lemon voltage

Ask questions about projects relating to: aerodynamics or hydrodynamics, astronomy, chemistry, electricity, electronics, physics, or engineering

Moderators: MelissaB, kgudger, Ray Trent, Moderators

lemon voltage

Postby ericb1 » Sun Feb 26, 2012 9:55 pm

Any help is greatly appreciated. I am helping my son in 2nd grade with his science fair project, and we are creating batteries from lemons. We eventually were able to get an LED to light (barely) after using 6 lemons and grapefruit wired together.

When I look online, I see several experiements (such as this one: http://www.youtube.com/watch?v=rB11w2c4RnM) getting 0.99 volts from one lemon? My lemon is getting half that, approx. 0.45 volts. I'm using 3 strands of 18 gauge copper wire twisted together for my copper, and 2 zinc coated nails for my negative end. And I've also mushed up the lemon so they're juicy inside.

Is there something else I'm missing here? Or are these people just buying super lemons somewhere?

Any help is greatly appreciated!
ericb1
 
Posts: 2
Joined: Sun Feb 26, 2012 9:47 pm
Occupation: parent
Project Question: veggie battery
Project Due Date: 3/1/12
Project Status: I am conducting my research

Re: lemon voltage

Postby rmarz » Sun Feb 26, 2012 11:26 pm

ericb1 - I've always been a bit curious about this experiment. I understood the electro-chemistry behind it, but frankly never experimented with it. When I read your note I decided to go out to my back yard and pick a lemon off my tree and proceeded to the garage to get a piece of copper and a galvanized nail. Nothing like the empirical approach. I used a piece of copper strip about 1 sq inch in area. I took a 20d galvanized nail and plunged it into the lemon about 2 inches. It produced about 0.85 volts. The current produced, however was only about 0.25 mA (milliamps). I added a little more area and got the current up to about 0.5mA but then ran out of room in the lemon (it was pretty small).

I think there are several issues at hand. First, the most sensitive LED's will probably require about 5 mA to show much visible light. The forward voltage required for a red LED to conduct that current is probably in the neighborhood of 1.2 volts minimum. My nail had a surface area of about 1 sq inch, similar to the copper, so I would likely have to multiply the surface area 10 times what I had to product the necessary current, and probably have to use two lemons in series to get enough voltage to reach the Vf threshold voltage of the LED so it could be readily visible.

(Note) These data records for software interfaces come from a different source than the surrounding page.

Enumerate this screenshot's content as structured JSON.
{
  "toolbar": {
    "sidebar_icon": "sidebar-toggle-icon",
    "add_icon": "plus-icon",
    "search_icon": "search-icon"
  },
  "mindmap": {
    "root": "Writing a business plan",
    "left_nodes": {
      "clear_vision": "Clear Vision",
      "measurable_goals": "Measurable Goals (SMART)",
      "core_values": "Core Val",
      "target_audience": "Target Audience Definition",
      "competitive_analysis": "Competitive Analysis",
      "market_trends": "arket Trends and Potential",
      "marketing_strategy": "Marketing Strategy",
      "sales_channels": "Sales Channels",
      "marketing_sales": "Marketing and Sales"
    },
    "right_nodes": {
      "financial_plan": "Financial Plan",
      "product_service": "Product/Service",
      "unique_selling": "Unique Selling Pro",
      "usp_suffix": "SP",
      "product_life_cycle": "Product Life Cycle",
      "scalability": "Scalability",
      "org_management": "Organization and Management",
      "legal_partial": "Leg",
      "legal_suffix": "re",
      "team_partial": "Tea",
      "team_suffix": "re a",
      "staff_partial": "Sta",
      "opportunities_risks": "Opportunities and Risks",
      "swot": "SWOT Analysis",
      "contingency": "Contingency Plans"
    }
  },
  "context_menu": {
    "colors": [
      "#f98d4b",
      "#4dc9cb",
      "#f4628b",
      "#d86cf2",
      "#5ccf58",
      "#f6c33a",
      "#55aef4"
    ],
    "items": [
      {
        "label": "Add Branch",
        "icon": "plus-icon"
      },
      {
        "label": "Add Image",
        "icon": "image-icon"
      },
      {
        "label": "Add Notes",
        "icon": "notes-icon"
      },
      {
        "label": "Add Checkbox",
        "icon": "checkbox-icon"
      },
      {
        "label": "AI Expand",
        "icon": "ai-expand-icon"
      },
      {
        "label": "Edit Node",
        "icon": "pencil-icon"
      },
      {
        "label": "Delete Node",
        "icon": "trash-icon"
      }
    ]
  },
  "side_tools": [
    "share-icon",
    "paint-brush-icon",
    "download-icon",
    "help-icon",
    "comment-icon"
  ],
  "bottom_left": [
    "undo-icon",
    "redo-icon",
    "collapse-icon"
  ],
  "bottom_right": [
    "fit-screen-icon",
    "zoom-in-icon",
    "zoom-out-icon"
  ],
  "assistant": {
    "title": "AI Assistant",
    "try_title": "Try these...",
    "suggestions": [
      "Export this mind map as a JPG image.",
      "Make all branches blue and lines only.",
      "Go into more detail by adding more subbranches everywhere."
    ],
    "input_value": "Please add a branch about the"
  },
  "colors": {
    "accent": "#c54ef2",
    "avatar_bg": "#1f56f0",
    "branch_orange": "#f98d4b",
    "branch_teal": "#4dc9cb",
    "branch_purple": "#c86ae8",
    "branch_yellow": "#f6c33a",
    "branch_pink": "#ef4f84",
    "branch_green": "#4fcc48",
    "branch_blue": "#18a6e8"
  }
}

I think your electrode surface areas are too small and you will likely need at least 1.5 volts generated. Certainly 3 strands of #18 wire won't have much surface area. In my lemon, your copper wire would produce a few microamps of current. The wire gauge does not explain your low voltage readings, however. If your multimeter has some low current ranges, see what current is produced in your setup. Try a copper penny (most pennies are not copper these days, so find an old one) that will give you more area. I think there are several interesting experiments from this basic project that could visit the issue of electrode surface area vs current, the ratio of copper to zinc area in producing current etc., but they are probably lost on a 2nd grader. The ability to light an LED with lemons is probably the 'wow' factor for him. Hope this helps. Have fun.

Rick Marz
rmarz
Expert
 
Posts: 406
Joined: Sat Oct 25, 2008 1:26 pm
Occupation: Technology Consultant
Project Question: n/a
Project Due Date: n/a
Project Status: Not applicable

Re: lemon voltage

Postby ericb1 » Mon Feb 27, 2012 8:19 pm

thanks Rick, I really appreciate it. I stopped off at Lowes and got some 1/4" copper tubing, and cut a length of that and got some thick zinc screws as well, and viola! the volts jump to about 0.99 for each lemon so the more surface area (and better zinc on the negative side) seems to make a world of difference.
ericb1
 
Posts: 2
Joined: Sun Feb 26, 2012 9:47 pm
Occupation: parent
Project Question: veggie battery
Project Due Date: 3/1/12
Project Status: I am conducting my research


Return to Grades K-5: Physical Science

Who is online

Users browsing this forum: No registered users and 1 guest